Both of them whirled upon the last vampire in unison. His eyes went wide with terror as Buffy tackled him, hitting him low and hard and driving him backwards onto the stake in Spike's hands. Their eyes met above the dispersing cloud of dust that was their last foe, alert, eager, a little disappointed that there were no more of them...
I'd rather be fighting with you.
Willow came dashing into the room a moment later. "Is everyone all right?" she asked breathlessly. "Oh. I guess so."
"Excuse me? Wounded, here," Xander said, waving a hand and indicating his ankle. "And I have to get to a phone and call in sick by six, or the foreman will have my ass."
"Rescues of all kinds my specialty," Buffy said brightly, producing the cell phone.
"She won't be the last," Spike said as they retraced the way to the crypt. "Sooner or later someone else is going to try taking over the Master's territory. I'm surprised it hasn't happened earlier. Sunnydale-on-Hellmouth's a pretty piece of real estate for anyone with ambitions - lovely view, spacious accommodations..."
"And a serious infestation of vampire slayers," Buffy replied dismissively. "If they come, we'll kill 'em."
Spike chuckled. "So we will, love."
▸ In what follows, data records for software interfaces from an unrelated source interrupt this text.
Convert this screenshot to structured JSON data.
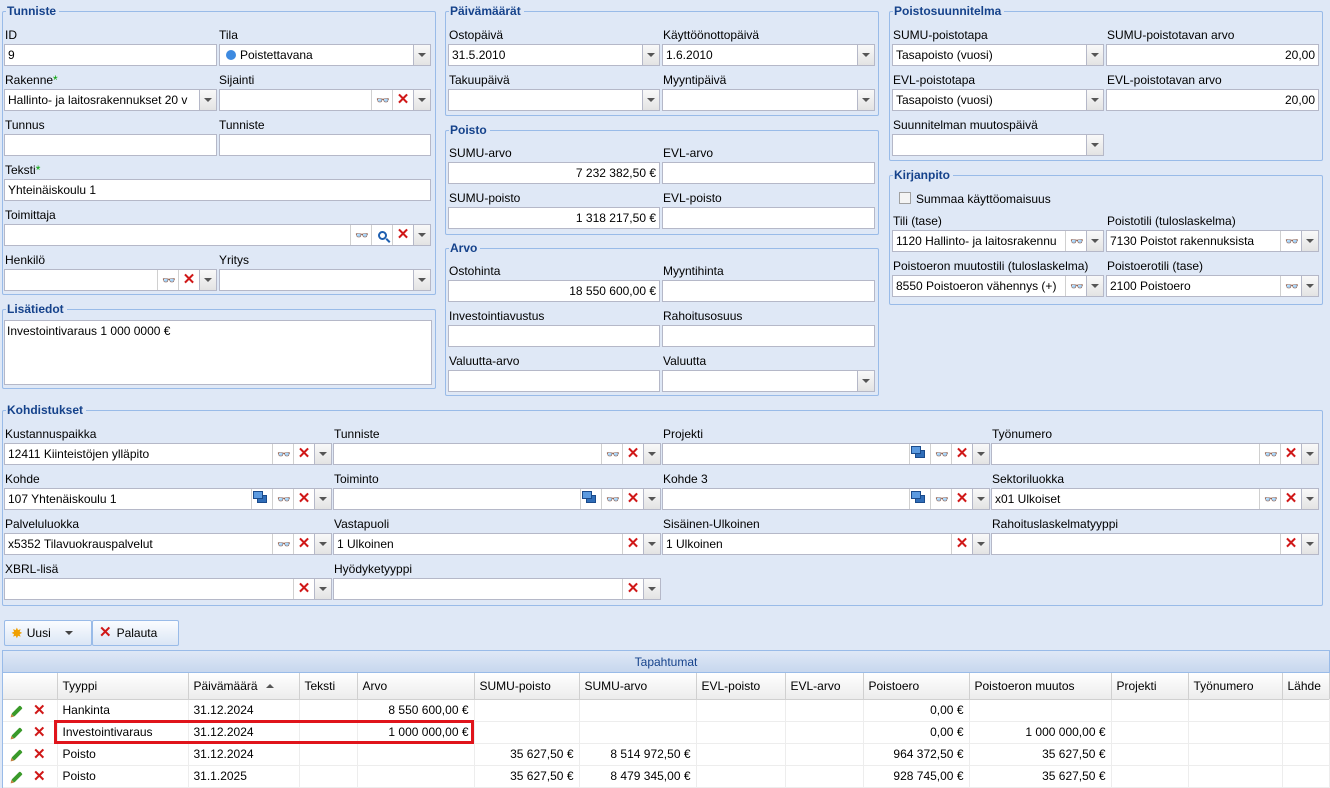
{
  "tunniste": {
    "legend": "Tunniste",
    "id_label": "ID",
    "id_value": "9",
    "tila_label": "Tila",
    "tila_value": "Poistettavana",
    "rakenne_label": "Rakenne",
    "rakenne_value": "Hallinto- ja laitosrakennukset 20 v",
    "sijainti_label": "Sijainti",
    "sijainti_value": "",
    "tunnus_label": "Tunnus",
    "tunnus_value": "",
    "tunniste_label": "Tunniste",
    "tunniste_value": "",
    "teksti_label": "Teksti",
    "teksti_value": "Yhteinäiskoulu 1",
    "toimittaja_label": "Toimittaja",
    "toimittaja_value": "",
    "henkilo_label": "Henkilö",
    "henkilo_value": "",
    "yritys_label": "Yritys",
    "yritys_value": ""
  },
  "lisatiedot": {
    "legend": "Lisätiedot",
    "text": "Investointivaraus 1 000 0000 €"
  },
  "paivamaarat": {
    "legend": "Päivämäärät",
    "ostopaiva_label": "Ostopäivä",
    "ostopaiva_value": "31.5.2010",
    "kayttoonotto_label": "Käyttöönottopäivä",
    "kayttoonotto_value": "1.6.2010",
    "takuupaiva_label": "Takuupäivä",
    "takuupaiva_value": "",
    "myyntipaiva_label": "Myyntipäivä",
    "myyntipaiva_value": ""
  },
  "poisto": {
    "legend": "Poisto",
    "sumu_arvo_label": "SUMU-arvo",
    "sumu_arvo_value": "7 232 382,50 €",
    "evl_arvo_label": "EVL-arvo",
    "evl_arvo_value": "",
    "sumu_poisto_label": "SUMU-poisto",
    "sumu_poisto_value": "1 318 217,50 €",
    "evl_poisto_label": "EVL-poisto",
    "evl_poisto_value": ""
  },
  "arvo": {
    "legend": "Arvo",
    "ostohinta_label": "Ostohinta",
    "ostohinta_value": "18 550 600,00 €",
    "myyntihinta_label": "Myyntihinta",
    "myyntihinta_value": "",
    "investointiavustus_label": "Investointiavustus",
    "investointiavustus_value": "",
    "rahoitusosuus_label": "Rahoitusosuus",
    "rahoitusosuus_value": "",
    "valuutta_arvo_label": "Valuutta-arvo",
    "valuutta_arvo_value": "",
    "valuutta_label": "Valuutta",
    "valuutta_value": ""
  },
  "poistosuunnitelma": {
    "legend": "Poistosuunnitelma",
    "sumu_poistotapa_label": "SUMU-poistotapa",
    "sumu_poistotapa_value": "Tasapoisto (vuosi)",
    "sumu_poistotavan_arvo_label": "SUMU-poistotavan arvo",
    "sumu_poistotavan_arvo_value": "20,00",
    "evl_poistotapa_label": "EVL-poistotapa",
    "evl_poistotapa_value": "Tasapoisto (vuosi)",
    "evl_poistotavan_arvo_label": "EVL-poistotavan arvo",
    "evl_poistotavan_arvo_value": "20,00",
    "muutospaiva_label": "Suunnitelman muutospäivä",
    "muutospaiva_value": ""
  },
  "kirjanpito": {
    "legend": "Kirjanpito",
    "summaa_label": "Summaa käyttöomaisuus",
    "tili_label": "Tili (tase)",
    "tili_value": "1120 Hallinto- ja laitosrakennu",
    "poistotili_label": "Poistotili (tuloslaskelma)",
    "poistotili_value": "7130 Poistot rakennuksista",
    "muutostili_label": "Poistoeron muutostili (tuloslaskelma)",
    "muutostili_value": "8550 Poistoeron vähennys (+)",
    "poistoerotili_label": "Poistoerotili (tase)",
    "poistoerotili_value": "2100 Poistoero"
  },
  "kohdistukset": {
    "legend": "Kohdistukset",
    "kustannuspaikka_label": "Kustannuspaikka",
    "kustannuspaikka_value": "12411 Kiinteistöjen ylläpito",
    "tunniste_label": "Tunniste",
    "tunniste_value": "",
    "projekti_label": "Projekti",
    "projekti_value": "",
    "tyonumero_label": "Työnumero",
    "tyonumero_value": "",
    "kohde_label": "Kohde",
    "kohde_value": "107 Yhtenäiskoulu 1",
    "toiminto_label": "Toiminto",
    "toiminto_value": "",
    "kohde3_label": "Kohde 3",
    "kohde3_value": "",
    "sektoriluokka_label": "Sektoriluokka",
    "sektoriluokka_value": "x01 Ulkoiset",
    "palveluluokka_label": "Palveluluokka",
    "palveluluokka_value": "x5352 Tilavuokrauspalvelut",
    "vastapuoli_label": "Vastapuoli",
    "vastapuoli_value": "1 Ulkoinen",
    "sisainen_label": "Sisäinen-Ulkoinen",
    "sisainen_value": "1 Ulkoinen",
    "rahoituslaskelma_label": "Rahoituslaskelmatyyppi",
    "rahoituslaskelma_value": "",
    "xbrl_label": "XBRL-lisä",
    "xbrl_value": "",
    "hyodyke_label": "Hyödyketyyppi",
    "hyodyke_value": ""
  },
  "toolbar": {
    "uusi_label": "Uusi",
    "palauta_label": "Palauta"
  },
  "grid": {
    "title": "Tapahtumat",
    "columns": [
      "Tyyppi",
      "Päivämäärä",
      "Teksti",
      "Arvo",
      "SUMU-poisto",
      "SUMU-arvo",
      "EVL-poisto",
      "EVL-arvo",
      "Poistoero",
      "Poistoeron muutos",
      "Projekti",
      "Työnumero",
      "Lähde"
    ],
    "rows": [
      [
        "Hankinta",
        "31.12.2024",
        "",
        "8 550 600,00 €",
        "",
        "",
        "",
        "",
        "0,00 €",
        "",
        "",
        "",
        ""
      ],
      [
        "Investointivaraus",
        "31.12.2024",
        "",
        "1 000 000,00 €",
        "",
        "",
        "",
        "",
        "0,00 €",
        "1 000 000,00 €",
        "",
        "",
        ""
      ],
      [
        "Poisto",
        "31.12.2024",
        "",
        "",
        "35 627,50 €",
        "8 514 972,50 €",
        "",
        "",
        "964 372,50 €",
        "35 627,50 €",
        "",
        "",
        ""
      ],
      [
        "Poisto",
        "31.1.2025",
        "",
        "",
        "35 627,50 €",
        "8 479 345,00 €",
        "",
        "",
        "928 745,00 €",
        "35 627,50 €",
        "",
        "",
        ""
      ]
    ]
  },
  "colors": {
    "border": "#99bbe8",
    "legend": "#15428b",
    "background": "#dfe8f6",
    "highlight": "#e0141b"
  }
}
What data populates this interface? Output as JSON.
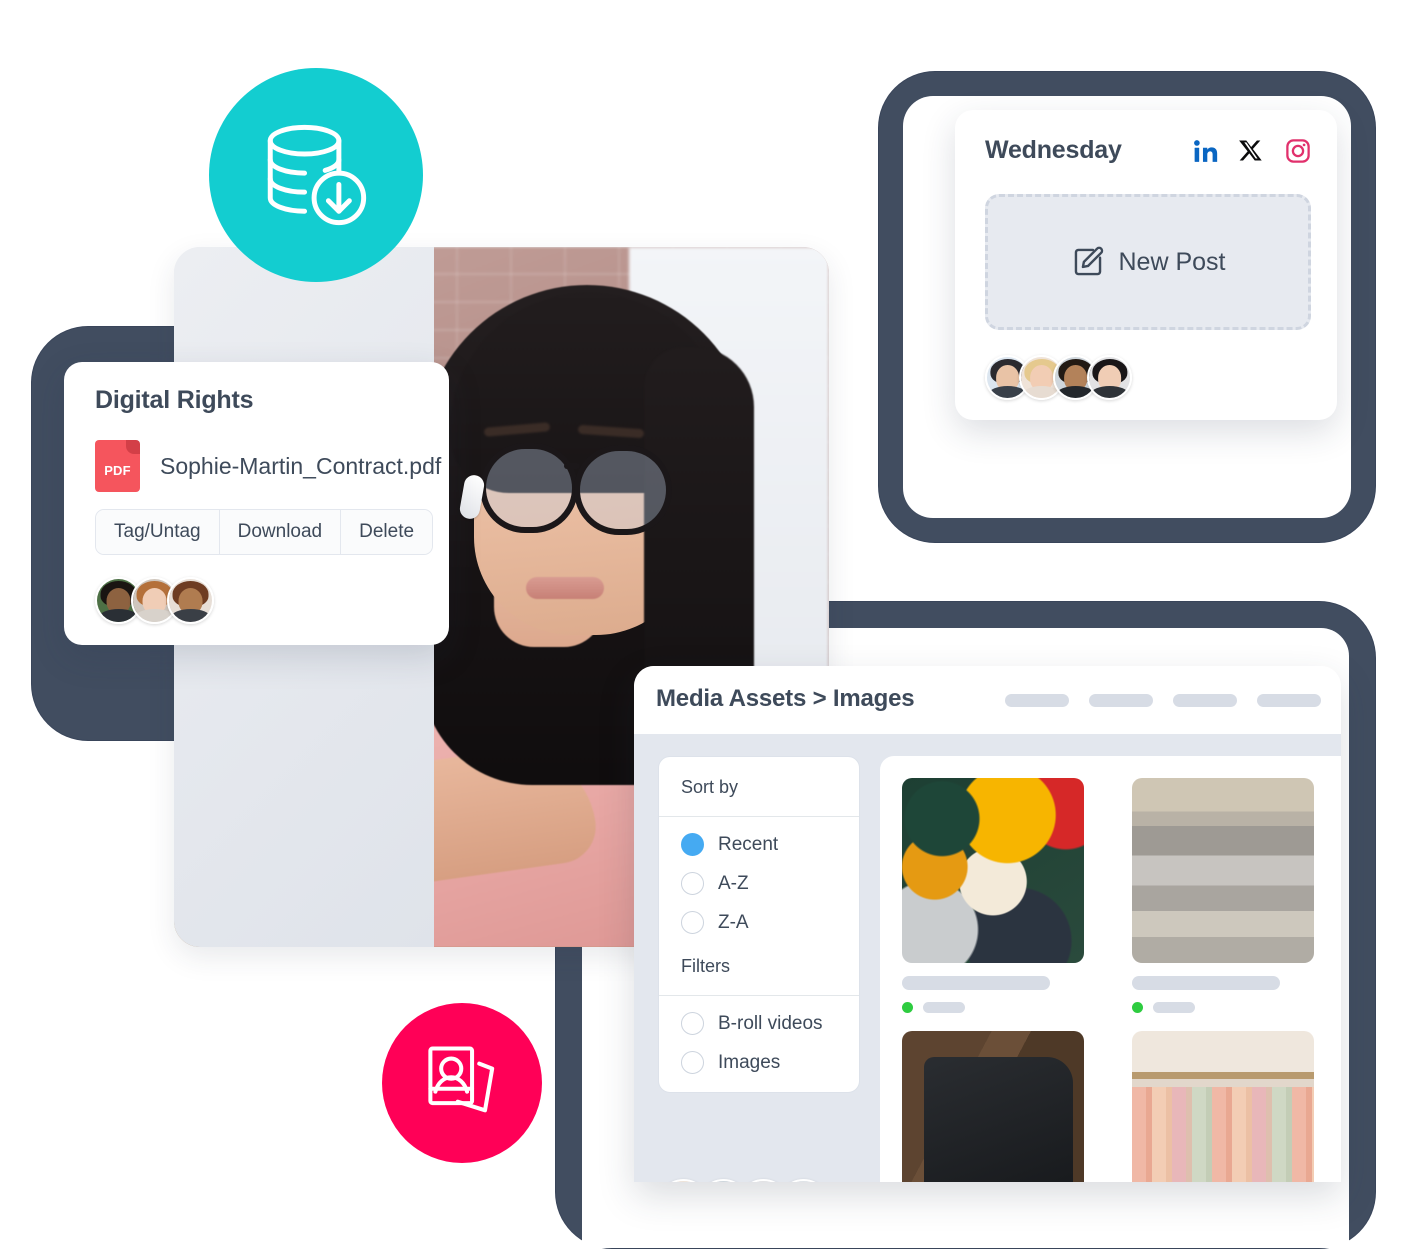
{
  "digital_rights": {
    "title": "Digital Rights",
    "file": {
      "name": "Sophie-Martin_Contract.pdf",
      "type_label": "PDF"
    },
    "buttons": [
      "Tag/Untag",
      "Download",
      "Delete"
    ],
    "collaborator_count": 3
  },
  "scheduler": {
    "day_title": "Wednesday",
    "socials": [
      "linkedin-icon",
      "x-icon",
      "instagram-icon"
    ],
    "new_post_label": "New Post",
    "new_post_icon": "edit-square-icon",
    "collaborator_count": 4
  },
  "media_assets": {
    "breadcrumb": "Media Assets > Images",
    "toolbar_placeholder_count": 4,
    "sidebar": {
      "sort_title": "Sort by",
      "sort_options": [
        {
          "label": "Recent",
          "selected": true
        },
        {
          "label": "A-Z",
          "selected": false
        },
        {
          "label": "Z-A",
          "selected": false
        }
      ],
      "filters_title": "Filters",
      "filter_options": [
        {
          "label": "B-roll videos",
          "selected": false
        },
        {
          "label": "Images",
          "selected": false
        }
      ]
    },
    "collaborator_count": 4,
    "thumbnails": [
      {
        "art": "t1",
        "alt": "colorful-hoodies-pile",
        "status": "green"
      },
      {
        "art": "t2",
        "alt": "folded-grey-sweatshirts",
        "status": "green"
      },
      {
        "art": "t3",
        "alt": "black-sweatpants-on-wood",
        "status": "green"
      },
      {
        "art": "t4",
        "alt": "pink-knit-sweaters-on-hangers",
        "status": "green"
      }
    ]
  },
  "badges": {
    "database_download": {
      "icon": "database-download-icon",
      "color": "#13CDD0"
    },
    "portrait_photos": {
      "icon": "portrait-photos-icon",
      "color": "#FF0057"
    }
  },
  "hero_photo": {
    "alt": "woman-with-glasses-at-desk"
  },
  "colors": {
    "frame": "#414D60",
    "accent_blue": "#45AAF2",
    "pdf_red": "#F5555D",
    "status_green": "#2ECC40",
    "linkedin": "#0A66C2",
    "instagram": "#E1306C",
    "text": "#3E4A5A"
  }
}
He has dimples. How could I never have noticed he has dimples? At least the action seemed to have put him in a far better mood. It was nice to have someone around who positively got off on her being the strong rescue-y type... not that he'd needed much rescuing, which was also nice. And fighting alongside him was always... very nice. "So," said Buffy. Spike gave her an inquisitive look and said nothing. Damn it, he wasn't going to make this easy. Nothing to do with Spike was ever easy. "I've been thinking about what happened earlier."
"Ah? I've been trying not to."
"That bad?" There was slight edge of hurt in her voice despite the bantering tone.
"That's one more reason to rip Grand-sire's face off one of these days... ah-ah, put the lip back. That good, love."
"Oh." They kept walking. "It couldn't work out. I learned my lesson with Angel. Even if... no matter how many magic resurrections I'm due, I'm going to get old and you aren't. We could never have a normal life."
"Oh, sod that," Spike said brutally. "You'll get old and die again regardless. And someday I'll meet a stake with my name on it. Could be five hundred years from now or tomorrow." He looked down at her, eyes hooded. "You're not normal, Slayer...Buffy. I'm not normal, even for a vampire. Nothing between us will ever be normal. And I don't give a good goddamn if it isn't."
"You have such a way with words."
"So they've told me."
"I can't just jump in anymore, Spike. I've hit bottom too many times before. I'm sorry. I... have to think about it."
He nodded. Disappointed, but he wasn't going to press. They walked along in silence for awhile. At last Buffy looked up. "William... what's your last name?"
For a moment he was startled, and then, almost furtively, he leaned down and whispered into her ear. Buffy's eyes widened. "You're kidding."
"No," Spike said crossly, "and if that gets out I swear I'm reverting to blackest evil on the spot and making a seven-course dinner of you all, chip or no chip."
She giggled. "All right, all right. My lips are sealed." She glanced up at him. Remembering the taste of blood and cigarettes....
At least, for the time being.END